(Beginning of Dataset content)
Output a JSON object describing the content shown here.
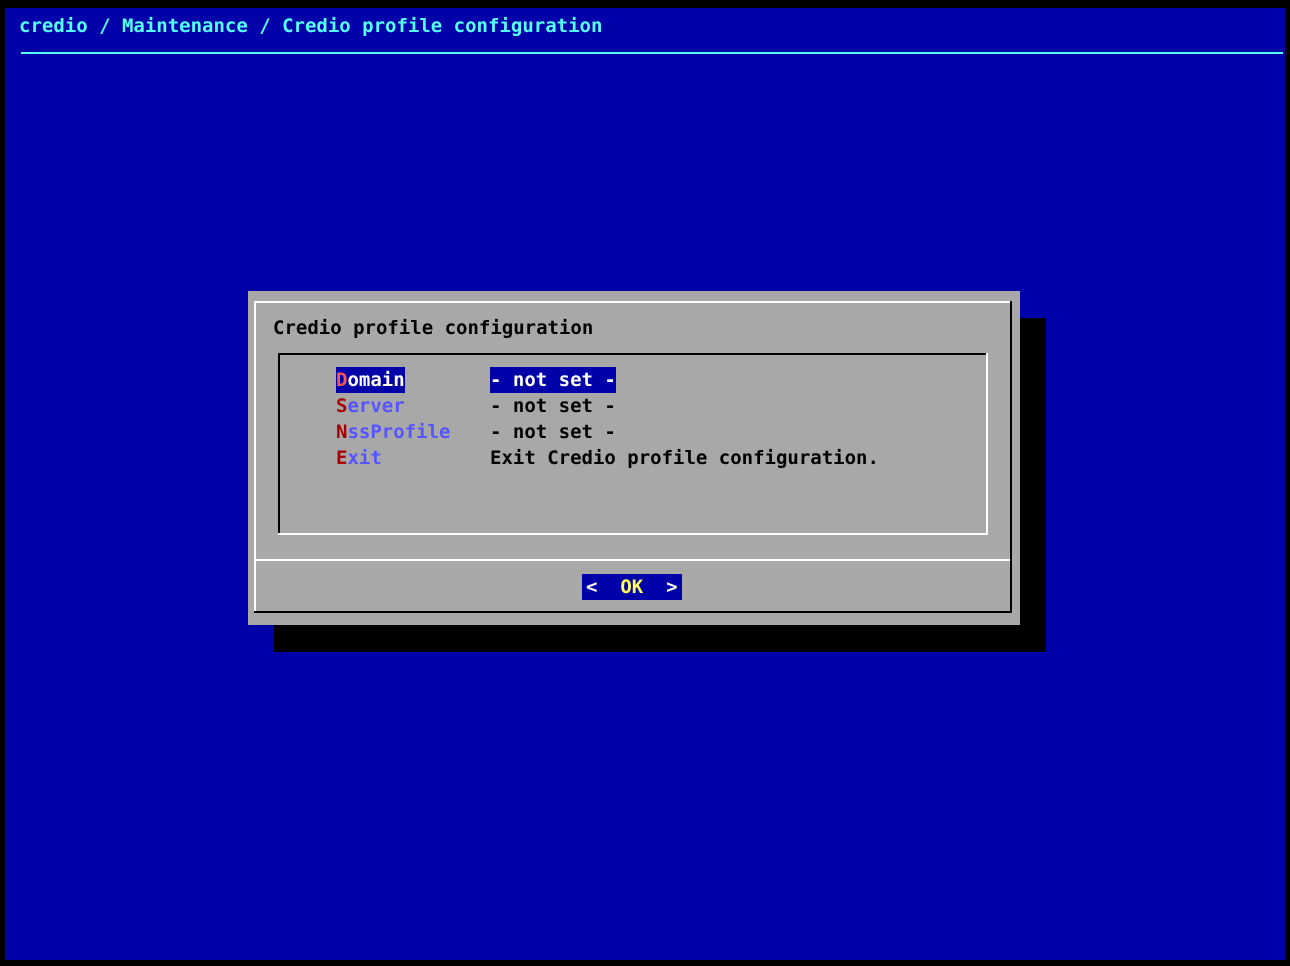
{
  "backtitle": "credio / Maintenance / Credio profile configuration",
  "dialog": {
    "title": "Credio profile configuration",
    "menu": [
      {
        "hotkey": "D",
        "rest": "omain",
        "item": "- not set -",
        "selected": true
      },
      {
        "hotkey": "S",
        "rest": "erver",
        "item": "- not set -",
        "selected": false
      },
      {
        "hotkey": "N",
        "rest": "ssProfile",
        "item": "- not set -",
        "selected": false
      },
      {
        "hotkey": "E",
        "rest": "xit",
        "item": "Exit Credio profile configuration.",
        "selected": false
      }
    ],
    "ok_button": {
      "open": "<",
      "label": "OK",
      "close": ">"
    }
  },
  "colors": {
    "background": "#0000a8",
    "dialog": "#a8a8a8",
    "backtitle": "#55ffff",
    "hotkey": "#a80000",
    "tag": "#5555ff",
    "button_label": "#ffff55"
  }
}
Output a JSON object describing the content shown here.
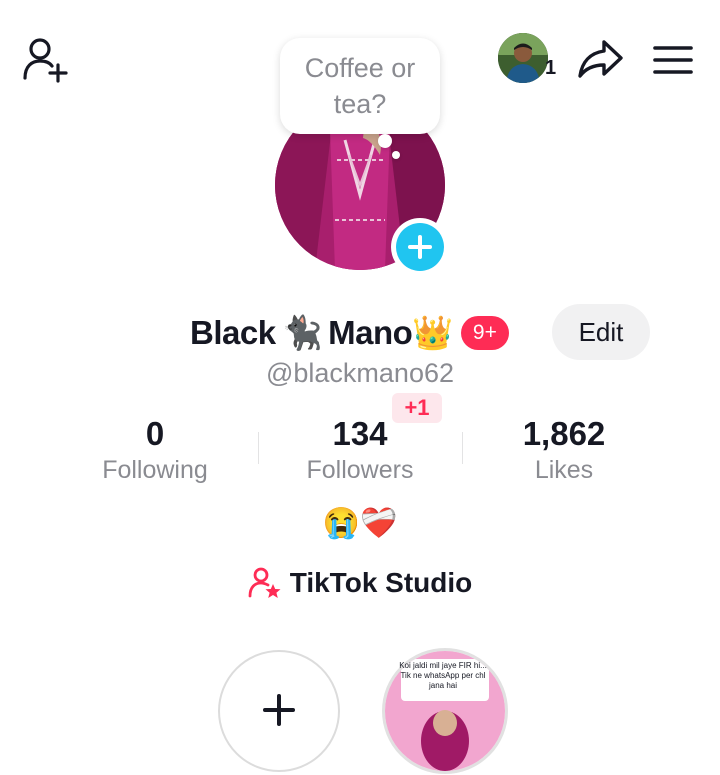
{
  "header": {
    "add_friend_icon": "person-add-icon",
    "avatar_count": "1",
    "share_icon": "share-arrow-icon",
    "menu_icon": "hamburger-menu-icon"
  },
  "note": {
    "text": "Coffee or tea?"
  },
  "profile": {
    "name_part1": "Black",
    "name_emoji1": "🐈‍⬛",
    "name_part2": "Mano",
    "name_emoji2": "👑",
    "badge": "9+",
    "edit_label": "Edit",
    "username": "@blackmano62"
  },
  "stats": {
    "following": {
      "value": "0",
      "label": "Following"
    },
    "followers": {
      "value": "134",
      "label": "Followers",
      "delta": "+1"
    },
    "likes": {
      "value": "1,862",
      "label": "Likes"
    }
  },
  "bio": "😭❤️‍🩹",
  "studio": {
    "label": "TikTok Studio",
    "icon": "person-star-icon"
  },
  "stories": {
    "add_icon": "plus-icon",
    "thumb_text": "Koi jaldi mil jaye FIR hi... Tik ne whatsApp per chl jana hai"
  },
  "colors": {
    "accent": "#fe2c55",
    "add_button": "#20c5f0",
    "secondary_text": "#8a8b91"
  }
}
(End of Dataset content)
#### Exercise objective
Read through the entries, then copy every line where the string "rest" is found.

#### Problem solution
        "rest": "omain",
        "rest": "erver",
        "rest": "ssProfile",
        "rest": "xit",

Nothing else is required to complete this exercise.